### What you need to do
Filter the listing for lines containing "haia".

### Records for processing
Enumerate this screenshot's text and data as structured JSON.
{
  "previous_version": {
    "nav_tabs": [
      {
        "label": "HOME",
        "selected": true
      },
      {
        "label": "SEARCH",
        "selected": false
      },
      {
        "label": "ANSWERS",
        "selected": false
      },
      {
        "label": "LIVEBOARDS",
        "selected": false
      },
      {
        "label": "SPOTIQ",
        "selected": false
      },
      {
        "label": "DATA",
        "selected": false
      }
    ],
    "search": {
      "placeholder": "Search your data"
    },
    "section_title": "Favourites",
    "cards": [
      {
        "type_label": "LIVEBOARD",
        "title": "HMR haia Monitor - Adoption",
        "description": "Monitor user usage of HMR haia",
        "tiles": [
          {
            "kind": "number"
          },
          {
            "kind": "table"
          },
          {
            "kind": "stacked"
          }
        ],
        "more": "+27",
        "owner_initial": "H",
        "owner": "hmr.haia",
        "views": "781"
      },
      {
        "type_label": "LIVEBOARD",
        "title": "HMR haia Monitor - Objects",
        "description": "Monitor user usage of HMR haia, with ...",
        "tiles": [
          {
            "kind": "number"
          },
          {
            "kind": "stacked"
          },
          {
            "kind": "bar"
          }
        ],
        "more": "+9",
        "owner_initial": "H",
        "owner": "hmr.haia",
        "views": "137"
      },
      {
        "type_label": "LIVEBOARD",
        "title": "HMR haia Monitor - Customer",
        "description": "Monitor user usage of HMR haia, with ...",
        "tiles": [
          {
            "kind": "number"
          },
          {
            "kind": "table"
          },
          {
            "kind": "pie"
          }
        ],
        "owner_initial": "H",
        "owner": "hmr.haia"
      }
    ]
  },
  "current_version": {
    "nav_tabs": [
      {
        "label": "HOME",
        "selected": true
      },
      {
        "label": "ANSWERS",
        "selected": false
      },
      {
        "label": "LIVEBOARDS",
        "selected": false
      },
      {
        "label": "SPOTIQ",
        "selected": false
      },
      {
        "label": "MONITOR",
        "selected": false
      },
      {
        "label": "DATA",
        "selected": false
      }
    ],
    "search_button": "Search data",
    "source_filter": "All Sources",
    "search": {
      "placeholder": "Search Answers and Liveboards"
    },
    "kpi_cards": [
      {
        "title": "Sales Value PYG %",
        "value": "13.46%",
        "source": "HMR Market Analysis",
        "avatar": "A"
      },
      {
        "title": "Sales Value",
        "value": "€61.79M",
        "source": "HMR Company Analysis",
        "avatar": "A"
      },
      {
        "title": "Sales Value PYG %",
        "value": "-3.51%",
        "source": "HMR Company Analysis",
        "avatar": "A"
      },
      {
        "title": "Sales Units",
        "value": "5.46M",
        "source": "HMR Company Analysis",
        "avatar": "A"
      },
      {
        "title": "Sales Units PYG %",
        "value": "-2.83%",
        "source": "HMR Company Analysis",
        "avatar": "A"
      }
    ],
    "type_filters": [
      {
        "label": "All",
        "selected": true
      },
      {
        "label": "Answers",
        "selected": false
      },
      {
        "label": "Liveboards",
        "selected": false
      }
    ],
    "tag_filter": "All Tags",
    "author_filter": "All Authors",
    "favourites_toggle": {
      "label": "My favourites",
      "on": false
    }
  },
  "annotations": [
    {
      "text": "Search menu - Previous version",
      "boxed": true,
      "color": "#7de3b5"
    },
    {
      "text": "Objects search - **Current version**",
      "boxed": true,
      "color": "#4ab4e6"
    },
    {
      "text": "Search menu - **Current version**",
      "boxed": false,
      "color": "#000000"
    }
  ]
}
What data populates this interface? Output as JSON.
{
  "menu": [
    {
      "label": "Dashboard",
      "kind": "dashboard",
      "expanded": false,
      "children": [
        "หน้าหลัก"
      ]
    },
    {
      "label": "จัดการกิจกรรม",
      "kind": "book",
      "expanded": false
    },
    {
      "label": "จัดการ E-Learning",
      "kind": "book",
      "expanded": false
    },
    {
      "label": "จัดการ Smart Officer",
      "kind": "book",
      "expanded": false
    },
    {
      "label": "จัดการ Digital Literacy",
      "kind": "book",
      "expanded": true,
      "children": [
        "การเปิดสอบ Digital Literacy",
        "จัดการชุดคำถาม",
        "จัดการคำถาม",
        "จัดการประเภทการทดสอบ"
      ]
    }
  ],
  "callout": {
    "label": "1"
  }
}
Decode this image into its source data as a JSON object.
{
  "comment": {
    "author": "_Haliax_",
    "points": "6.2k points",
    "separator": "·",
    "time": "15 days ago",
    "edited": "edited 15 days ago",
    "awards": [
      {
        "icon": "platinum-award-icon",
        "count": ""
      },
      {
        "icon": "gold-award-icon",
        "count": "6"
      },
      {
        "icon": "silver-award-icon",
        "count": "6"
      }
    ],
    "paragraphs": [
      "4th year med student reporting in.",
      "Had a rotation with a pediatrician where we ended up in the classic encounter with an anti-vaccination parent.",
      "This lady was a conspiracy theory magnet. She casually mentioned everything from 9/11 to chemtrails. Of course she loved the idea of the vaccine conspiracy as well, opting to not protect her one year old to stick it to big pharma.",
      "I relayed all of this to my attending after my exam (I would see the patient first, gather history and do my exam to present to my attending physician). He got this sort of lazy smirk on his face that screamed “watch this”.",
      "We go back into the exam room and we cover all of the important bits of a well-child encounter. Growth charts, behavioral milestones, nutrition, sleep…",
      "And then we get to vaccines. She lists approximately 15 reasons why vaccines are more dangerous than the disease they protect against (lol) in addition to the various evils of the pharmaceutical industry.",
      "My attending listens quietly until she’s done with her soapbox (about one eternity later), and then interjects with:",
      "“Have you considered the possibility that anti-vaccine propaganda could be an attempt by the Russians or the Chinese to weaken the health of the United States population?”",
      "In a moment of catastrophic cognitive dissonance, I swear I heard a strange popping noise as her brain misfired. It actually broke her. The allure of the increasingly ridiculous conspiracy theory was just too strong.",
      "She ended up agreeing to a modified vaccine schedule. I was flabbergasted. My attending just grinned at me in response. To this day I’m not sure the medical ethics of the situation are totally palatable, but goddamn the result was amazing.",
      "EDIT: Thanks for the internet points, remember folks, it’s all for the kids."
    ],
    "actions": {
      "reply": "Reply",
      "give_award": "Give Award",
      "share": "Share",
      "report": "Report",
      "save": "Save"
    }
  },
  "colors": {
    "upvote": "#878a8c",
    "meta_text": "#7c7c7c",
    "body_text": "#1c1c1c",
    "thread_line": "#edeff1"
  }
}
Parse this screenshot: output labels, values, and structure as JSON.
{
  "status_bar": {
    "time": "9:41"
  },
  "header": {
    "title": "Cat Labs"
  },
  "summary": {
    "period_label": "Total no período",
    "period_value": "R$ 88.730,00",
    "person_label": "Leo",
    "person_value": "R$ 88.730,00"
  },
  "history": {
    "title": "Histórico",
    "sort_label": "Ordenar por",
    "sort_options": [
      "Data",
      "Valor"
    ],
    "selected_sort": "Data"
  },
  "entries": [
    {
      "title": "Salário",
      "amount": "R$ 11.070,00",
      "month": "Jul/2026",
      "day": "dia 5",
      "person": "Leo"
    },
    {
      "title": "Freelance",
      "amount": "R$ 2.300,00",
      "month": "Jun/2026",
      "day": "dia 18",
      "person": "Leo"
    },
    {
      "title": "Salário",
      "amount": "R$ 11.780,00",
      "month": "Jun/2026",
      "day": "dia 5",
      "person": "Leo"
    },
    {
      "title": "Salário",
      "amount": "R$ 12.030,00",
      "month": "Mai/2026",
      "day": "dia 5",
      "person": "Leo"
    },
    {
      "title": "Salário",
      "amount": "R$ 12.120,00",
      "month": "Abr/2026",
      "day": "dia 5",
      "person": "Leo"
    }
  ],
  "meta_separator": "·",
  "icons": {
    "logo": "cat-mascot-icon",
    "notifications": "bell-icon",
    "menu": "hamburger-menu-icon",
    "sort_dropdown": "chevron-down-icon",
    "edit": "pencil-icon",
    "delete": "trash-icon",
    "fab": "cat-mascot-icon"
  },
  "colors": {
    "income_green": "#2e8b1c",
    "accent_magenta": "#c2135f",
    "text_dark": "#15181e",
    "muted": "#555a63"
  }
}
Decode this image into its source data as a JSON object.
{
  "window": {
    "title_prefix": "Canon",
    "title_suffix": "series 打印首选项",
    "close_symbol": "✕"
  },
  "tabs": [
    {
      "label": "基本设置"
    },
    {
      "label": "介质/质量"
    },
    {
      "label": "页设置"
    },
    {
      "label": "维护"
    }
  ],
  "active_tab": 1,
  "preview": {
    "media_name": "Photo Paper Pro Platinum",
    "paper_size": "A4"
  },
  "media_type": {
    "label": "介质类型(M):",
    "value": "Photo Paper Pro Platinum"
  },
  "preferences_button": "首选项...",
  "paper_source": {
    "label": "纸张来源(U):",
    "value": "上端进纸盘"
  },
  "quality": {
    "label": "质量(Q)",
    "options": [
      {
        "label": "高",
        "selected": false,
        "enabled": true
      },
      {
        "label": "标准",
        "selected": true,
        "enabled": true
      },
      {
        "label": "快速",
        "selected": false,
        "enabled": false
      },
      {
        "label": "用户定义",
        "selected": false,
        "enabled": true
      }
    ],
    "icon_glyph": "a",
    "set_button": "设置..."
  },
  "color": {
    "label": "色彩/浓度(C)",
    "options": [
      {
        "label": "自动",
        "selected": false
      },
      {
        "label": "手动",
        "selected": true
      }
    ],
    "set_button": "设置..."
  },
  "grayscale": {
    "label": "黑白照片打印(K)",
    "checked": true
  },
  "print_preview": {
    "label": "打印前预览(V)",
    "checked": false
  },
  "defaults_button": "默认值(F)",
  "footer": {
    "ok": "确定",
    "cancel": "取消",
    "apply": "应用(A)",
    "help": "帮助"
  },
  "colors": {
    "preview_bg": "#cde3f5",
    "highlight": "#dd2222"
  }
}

### Answer section
        "title": "HMR haia Monitor - Adoption",
        "description": "Monitor user usage of HMR haia",
        "owner": "hmr.haia",
        "title": "HMR haia Monitor - Objects",
        "description": "Monitor user usage of HMR haia, with ...",
        "owner": "hmr.haia",
        "title": "HMR haia Monitor - Customer",
        "description": "Monitor user usage of HMR haia, with ...",
        "owner": "hmr.haia"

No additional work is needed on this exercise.